Data about app and page elements:
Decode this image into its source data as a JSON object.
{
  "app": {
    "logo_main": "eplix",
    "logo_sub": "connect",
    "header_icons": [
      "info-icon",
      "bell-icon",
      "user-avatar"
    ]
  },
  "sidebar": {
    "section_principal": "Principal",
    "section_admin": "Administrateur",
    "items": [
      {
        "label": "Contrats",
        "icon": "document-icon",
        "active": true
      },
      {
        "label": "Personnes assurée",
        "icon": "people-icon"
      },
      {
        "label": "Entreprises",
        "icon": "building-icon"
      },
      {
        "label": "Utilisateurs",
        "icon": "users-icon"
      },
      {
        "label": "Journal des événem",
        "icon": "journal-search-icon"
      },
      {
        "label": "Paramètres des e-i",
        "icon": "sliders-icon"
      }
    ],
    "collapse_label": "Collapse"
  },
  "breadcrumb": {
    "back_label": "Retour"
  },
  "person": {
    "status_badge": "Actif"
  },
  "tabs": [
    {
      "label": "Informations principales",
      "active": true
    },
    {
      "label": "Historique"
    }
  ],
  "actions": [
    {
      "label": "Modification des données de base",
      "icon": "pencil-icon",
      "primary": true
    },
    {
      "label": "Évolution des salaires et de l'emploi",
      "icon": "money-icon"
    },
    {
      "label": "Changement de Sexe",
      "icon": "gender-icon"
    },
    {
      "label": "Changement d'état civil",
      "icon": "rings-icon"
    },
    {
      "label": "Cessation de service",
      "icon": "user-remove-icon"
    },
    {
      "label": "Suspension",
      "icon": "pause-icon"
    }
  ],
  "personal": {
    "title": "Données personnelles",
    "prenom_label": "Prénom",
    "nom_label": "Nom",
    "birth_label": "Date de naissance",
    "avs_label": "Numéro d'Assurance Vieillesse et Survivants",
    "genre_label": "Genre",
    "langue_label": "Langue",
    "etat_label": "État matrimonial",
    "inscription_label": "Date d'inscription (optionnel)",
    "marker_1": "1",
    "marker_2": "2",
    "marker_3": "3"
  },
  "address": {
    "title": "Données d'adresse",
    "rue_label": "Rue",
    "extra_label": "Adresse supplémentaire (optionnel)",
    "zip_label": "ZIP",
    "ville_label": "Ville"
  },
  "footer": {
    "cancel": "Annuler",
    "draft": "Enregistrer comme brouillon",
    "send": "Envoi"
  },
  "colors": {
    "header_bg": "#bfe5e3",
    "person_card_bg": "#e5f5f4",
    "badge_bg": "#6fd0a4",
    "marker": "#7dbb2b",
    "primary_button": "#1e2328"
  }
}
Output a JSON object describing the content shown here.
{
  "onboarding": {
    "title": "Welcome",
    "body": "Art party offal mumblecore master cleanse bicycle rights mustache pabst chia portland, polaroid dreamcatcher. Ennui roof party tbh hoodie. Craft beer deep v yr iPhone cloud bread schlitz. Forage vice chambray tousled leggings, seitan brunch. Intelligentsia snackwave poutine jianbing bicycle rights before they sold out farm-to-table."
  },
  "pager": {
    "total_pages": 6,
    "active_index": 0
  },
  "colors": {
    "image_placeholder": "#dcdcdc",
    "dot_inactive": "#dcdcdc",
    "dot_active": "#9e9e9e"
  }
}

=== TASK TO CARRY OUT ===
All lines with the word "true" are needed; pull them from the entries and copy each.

=== EXERCISE OUTPUT ===
        "active": true
      "active": true
      "primary": true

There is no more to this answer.